This is how you would mount a windows share to Fedora 21 server for backups or other numerous reasons.

cd /
mkdir backups
sudo chmod -R 777 backups
vi /etc/fstab

Instructions on using Vi: Vi

Add this line to the bottom of /etc/fstab to permanently mount //x.x.x.x/RemoteSharedFolder to the folder called backups:

//x.x.x.x/RemoteSharedFolder /backups cifs username=UserNameHere,password=PasswordHere,noperm,iocharset=utf8,file_mode=0777,dir_mode=0777 0 0

Where x.x.x.x is the remote share's IP. Replace the username and password. Please note that your password will be stored in plain-text. There are other methods of mounting without storing your passwords in such an obvious place, but this is not within the scope of this document. We're doing it the quick and dirty way to get you going with minimal difficulty.

After adding this line and before the next reboot, you may mount the share immediately. For this example, you'd simply tell the local folder to mount.

mount /backups

To unmount the folder from the share, you'd add a u to mount.

umount /backups

But of course, due to the entry in /etc/fstab, this will mount on every boot automatically.

See also: Password Protected Samba Share

Here is another good resource on the topic: linux-mount-cifs-windows-share

Mount SMB share on the fly - not permanently

To mount:

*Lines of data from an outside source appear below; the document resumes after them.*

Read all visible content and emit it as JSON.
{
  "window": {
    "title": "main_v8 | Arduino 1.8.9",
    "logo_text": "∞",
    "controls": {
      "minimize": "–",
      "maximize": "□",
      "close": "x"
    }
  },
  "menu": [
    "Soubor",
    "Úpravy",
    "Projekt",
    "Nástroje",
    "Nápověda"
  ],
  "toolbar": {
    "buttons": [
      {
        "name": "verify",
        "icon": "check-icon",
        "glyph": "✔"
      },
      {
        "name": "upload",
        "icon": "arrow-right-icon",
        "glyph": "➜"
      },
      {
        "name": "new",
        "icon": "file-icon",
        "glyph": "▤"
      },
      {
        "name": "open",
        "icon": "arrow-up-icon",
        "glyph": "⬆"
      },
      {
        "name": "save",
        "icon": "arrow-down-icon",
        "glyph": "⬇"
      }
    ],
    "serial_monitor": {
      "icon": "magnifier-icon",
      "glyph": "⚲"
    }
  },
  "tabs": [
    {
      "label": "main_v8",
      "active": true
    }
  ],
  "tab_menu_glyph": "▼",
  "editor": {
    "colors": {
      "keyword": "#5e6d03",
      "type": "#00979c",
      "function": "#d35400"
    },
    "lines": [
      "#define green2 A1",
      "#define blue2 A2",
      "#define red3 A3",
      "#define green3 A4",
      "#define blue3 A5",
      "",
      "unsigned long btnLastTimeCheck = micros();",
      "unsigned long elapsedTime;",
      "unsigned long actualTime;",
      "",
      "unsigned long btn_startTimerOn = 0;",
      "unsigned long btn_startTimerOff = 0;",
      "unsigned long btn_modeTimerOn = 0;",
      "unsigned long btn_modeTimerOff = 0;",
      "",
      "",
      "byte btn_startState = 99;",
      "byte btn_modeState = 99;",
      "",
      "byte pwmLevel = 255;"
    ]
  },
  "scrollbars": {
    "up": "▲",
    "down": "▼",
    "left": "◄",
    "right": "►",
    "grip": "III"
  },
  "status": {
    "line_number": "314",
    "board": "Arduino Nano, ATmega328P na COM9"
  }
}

mkdir /tempMount
mount -t cifs //x.x.x.x/ShareNameGoesHere /tempMount -o username=YourUsernameGoesHere -o password=YourPasswordGoesHere,noexec

To unmount:

umount /tempMount